Cell phones emit radiofrequency waves, a non-ionizing form of radiation, albeit at a low enough dose that there are no established health effects.
It should come as no surprise that cigarettes causes health problems even beyond the carcinogens in the tar component of smoke your body takes in with each inhale. Heavy smokers increase their radiation exposure by 870 mrem per year – more than doubling or even tripling their exposure compared to non-smokers.
Keep in mind that most these quotidian objects and personal habits expose you to what, in the end, is a minimal amount of radiation. To learn more about the sources and risks of radiation, consult the International Atomic Energy Agency’s findings on radiation in everyday life.
Lasers play an important role in our daily lives, even though we don’t think about them too often. Unlike sunlight, lasers are intense and narrow beams of light that don’t exist naturally. Only the technology created by humans can create them, and they’re just one color. Barcode readers in supermarkets, DVD players, and eye clinics all use lasers. So do full-body airport scanners. Officials from the TSA (Transportation Safety Administration) insist these machines are safe, but not everyone is convinced. Be that as it may, the scanners are meant to keep travelers safe from the ever looming threat of terrorism.
Lasers have proven benefits, but there is a negative side to them. Radiation is energy emitted as electromagnetic waves. Do lasers emit radiation? The short answer is yes, they do. Some lasers discharge radiation that we can’t see, notably ultraviolet and infrared radiation.
Removing hair from the back, chest, arms, and face has become a priority for many people who are tired of endless shaving and plucking. Locating a clinic specializing in laser hair removal is easy enough. Although it may seem attractive to get rid of that disagreeable hair, there are slight risks to the patient if the procedure if performed hastily. For instance, laser hair removal can result in irritation and changes in the skin pigment, either making it lighter or darker.
That being said, in a laser hair removal clinic, the light waves release non-ionizing radiation. Simply put, when hair removal is done carefully, the energy is absorbed in the uppermost layers of the skin and doesn’t cause any type of mutation. It is worth noting, however, that hair removal takes more than one just session.

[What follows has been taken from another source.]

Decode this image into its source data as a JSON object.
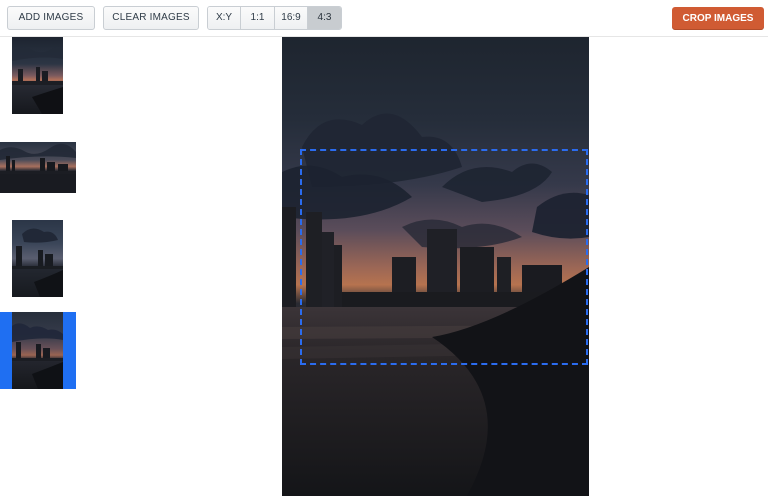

The eyes are sensitive to the effects of laser radiation, and caution must be exercised depending on what type of laser is used. Class 1 lasers aren’t capable of dispersing harmful radiation. Class 2 lasers give out mild levels of radiation but adequate protection is provided by the blink reflex. However, prolonged viewing could result in eye damage.
Moving up the scale, Class 3 lasers should be used with greater care. There are two subcategories of these lasers: 3r and 3b. The former wouldn’t cause harm if viewed only for a few seconds, and the latter beam would cause damage to the eyes if viewed directly. Class 4 is the highest class of laser radiation. This type of laser isn’t safe to look at, and doing so might result in permanent loss of sight.

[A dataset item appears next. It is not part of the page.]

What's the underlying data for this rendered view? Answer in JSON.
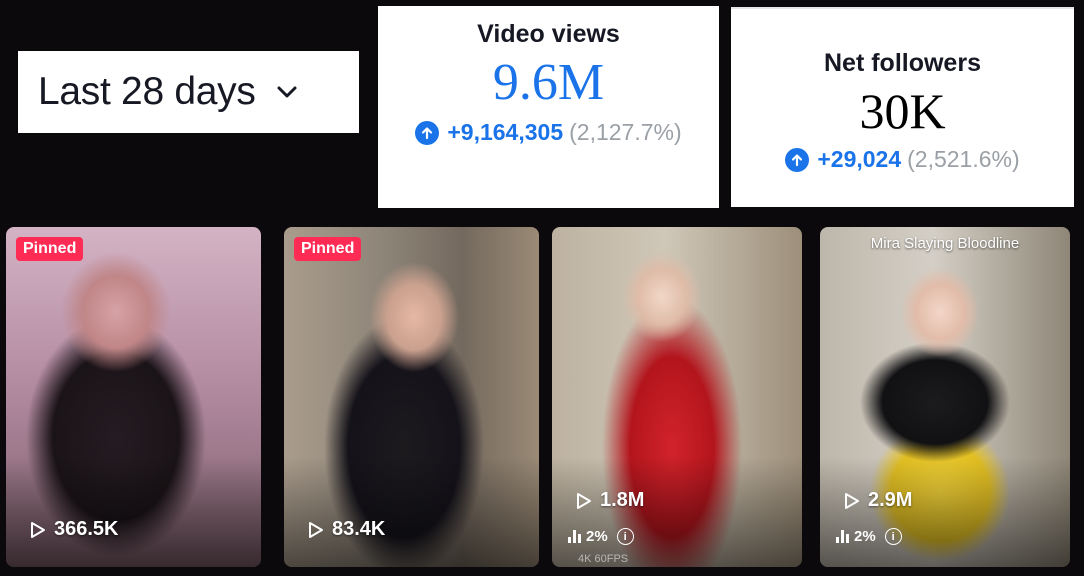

Additionally, class 4 lasers can cause fires.
Lasers were invented in the 1960s, and the U.S. military is spending a lot of money to make lasers faster, smaller, and more far-reaching. For instance, lasers are being used to develop better communications between two distant locations, but without building costly infrastructure. To blind, or, at the very least disable enemy soldiers, a weapon nicknamed the “Dazzler” is supposed to have the ability to do just that – but it’s non-lethal. Hand-held laser guns used to melt enemies don’t exist yet. But, who knows? They might appear in another decade or two.